We then arrived at the railway station for the Inca train up the mountain. They journey took about 2 hours and goes through some amazing scenery, deep in a valley running along a river with huge mountains on either side. Upon arriving at the last stop, there was another 25 minutes bus ride up the mountain to Machu Picchu itself. It is truly breathtaking.
We had a guide that told us the history of the ancient Incan city, the views from the town are spectacular and the town itself is quite an interesting place, it’s one of the most awesome places I’ve ever been.
‘‘Over the past few weeks I’d been getting “bagged” by friends for not doing the Inca Trail (a four day work, with porters). You can, however, walk up a 10 metre incline and feel worn out— it’s thousands of feet above sea level and you can get short of breath quite quickly.’’
We spent a few hours at the top, took in the town at the bottom of the hill and then had some lunch and checked out the local markets.

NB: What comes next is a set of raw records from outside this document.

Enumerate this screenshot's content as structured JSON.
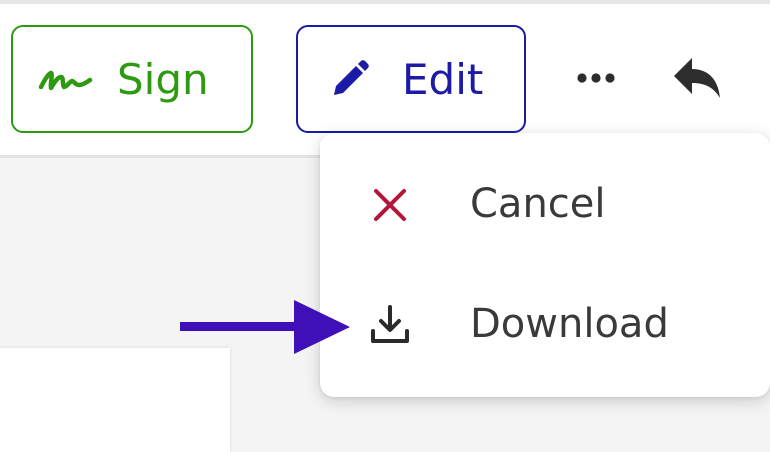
{
  "toolbar": {
    "sign_label": "Sign",
    "edit_label": "Edit",
    "more_icon": "more-horizontal-icon",
    "reply_icon": "reply-icon"
  },
  "menu": {
    "items": [
      {
        "label": "Cancel",
        "icon": "close-icon",
        "icon_color": "#b3163a"
      },
      {
        "label": "Download",
        "icon": "download-icon",
        "icon_color": "#2b2b2b"
      }
    ]
  },
  "colors": {
    "sign_accent": "#2e9a12",
    "edit_accent": "#1d1aa5",
    "annotation_arrow": "#3f10b8",
    "content_background": "#f4f4f4"
  }
}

After that we took the train and bus back to the hostel, went out again, had a few drinks— but I was a little more careful as this shortness of breath was going to take a few days to get used to— went to another night club and had a far less controversial night
I’d only had a few hours’ sleep, it was one of the best days I’ve had over here. The following day, checked out the city, hopped on a bus and it was off to La Paz, Bolivia……
My time in this part of the world is drawing to a close…for now.
Unfortunately I only had about a week or so in both Chile and Peru. I now know that my approximate 3 month trip there, whilst seems like quite a while, in some respects it’s actually no time at all so I needed to target the most important things to do.
Anyway, the next part and the last of my South American adventure was coming up, Bolivia was on the cards and then back to Brazil before onwards and upwards to the United Kingdom and Europe.
The Travel Bug
The Travel Bug is a collaboration project that goes through Dave’s travel journals around the world. We started this series a while back and finished in the countryside of Argentina. We will continue this series in Bolivia!
He just completed another world trip including stops at Vancouver, USA (numerous cities), Copenhagen, Paris and various stops around the UK, Spain and South Africa, and we will share these stories in the future.
PC likes getting the job done by day and writes, designs and codes during his spare time. He also enjoys having a drink with Dave and hearing his tall travel tales.
We hope to entertain you through this collection of stories.